Nice smoking system; however, it could be complead overkill for what you are intending to use it. Linux by itself is so much fast than WindowsXP. I run a AMD K7 850MHz with FreeBSD and KDE and it blows my AMD XP 2000+ with Windows XP away.

I think the AMD 64 X2 would be great for music editing and video rendering

The differance between the 64 and 64 X2 is about $100, better than spending it on uping the CPU from 64 3800+ to a 64 4000+ all most no gain
December 25, 2005 4:30:12 PM

So is the dual 3800 X2 the way to go? Or a Single 3700+ Athlon do you think?
Is SATA 2 worth it?
If I dont go SATA 2, I could get away with an AGP card I already have too.
Related resources
December 26, 2005 2:22:02 AM

Is SATA 2 worth it?
If I dont go SATA 2, I could get away with an AGP card I already have too.

What do they have to do with each other?
Sata2 offers 150MB/sec more than Sata1. Too bad neither can get anywhere near what they offer.

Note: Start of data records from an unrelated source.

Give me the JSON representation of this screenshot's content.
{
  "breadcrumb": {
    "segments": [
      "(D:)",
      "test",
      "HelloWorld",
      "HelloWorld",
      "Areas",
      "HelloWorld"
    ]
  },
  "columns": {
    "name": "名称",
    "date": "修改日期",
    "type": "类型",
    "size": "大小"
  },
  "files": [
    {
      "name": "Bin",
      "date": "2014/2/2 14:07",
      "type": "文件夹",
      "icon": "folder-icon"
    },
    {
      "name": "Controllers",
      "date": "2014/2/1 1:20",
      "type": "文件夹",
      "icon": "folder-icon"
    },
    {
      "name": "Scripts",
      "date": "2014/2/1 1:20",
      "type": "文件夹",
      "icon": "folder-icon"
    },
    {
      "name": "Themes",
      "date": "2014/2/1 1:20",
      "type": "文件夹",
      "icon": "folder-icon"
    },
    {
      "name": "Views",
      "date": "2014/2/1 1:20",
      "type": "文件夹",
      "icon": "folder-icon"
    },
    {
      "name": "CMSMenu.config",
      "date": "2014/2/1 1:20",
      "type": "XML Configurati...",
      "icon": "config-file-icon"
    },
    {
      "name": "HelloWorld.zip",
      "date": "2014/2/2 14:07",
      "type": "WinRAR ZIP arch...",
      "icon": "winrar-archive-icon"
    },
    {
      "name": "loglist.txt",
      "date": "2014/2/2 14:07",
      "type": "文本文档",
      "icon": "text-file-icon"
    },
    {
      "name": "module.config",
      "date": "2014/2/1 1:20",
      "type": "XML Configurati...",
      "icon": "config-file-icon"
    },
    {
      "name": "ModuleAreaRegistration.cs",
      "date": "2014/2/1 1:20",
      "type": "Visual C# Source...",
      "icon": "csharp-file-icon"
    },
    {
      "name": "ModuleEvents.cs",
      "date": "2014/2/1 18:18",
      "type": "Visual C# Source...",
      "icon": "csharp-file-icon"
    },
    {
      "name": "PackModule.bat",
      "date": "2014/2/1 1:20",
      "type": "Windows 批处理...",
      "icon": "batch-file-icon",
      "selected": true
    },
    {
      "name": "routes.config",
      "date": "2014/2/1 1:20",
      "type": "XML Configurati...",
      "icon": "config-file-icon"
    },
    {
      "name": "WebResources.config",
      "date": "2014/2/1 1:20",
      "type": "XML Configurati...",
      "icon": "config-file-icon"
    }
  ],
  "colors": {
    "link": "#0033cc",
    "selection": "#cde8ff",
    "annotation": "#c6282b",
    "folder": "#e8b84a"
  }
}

At this point % usage is more important than interconnect. A 1/4 used ATA drive will be faster than a 3/4 full SATA drive.
The Abit AV8 is a great agp board that supports single or dual core chips.
The SanDiego 3700 is the best bang for buck (I think) right now.
December 26, 2005 4:28:41 PM

Hmmm...single core or dual core. Debatable.

For basic Linux usage, either one is really overkill, as emerald noted. Many apps are SMP-enabled--xine is multithreaded for example--but even so, current single-core setups are still overkill. It's almost the same for gaming, although a few recent games (like Doom 3) hog the CPU just enough for you to feel it on a 1.8GHz single-core CPU.

One thing, though, if you plan to do a lot of compiling, dual-core would really be better. More often than not, you can enable parallel-building of source code simply by using "make -j2" (or "make -j4" if you have four cores, etc.). Compile jobs set up this way scale almost linearly with multiple cores, so a couple of 1.8GHz cores would likely do you better than a single 2.4GHz core.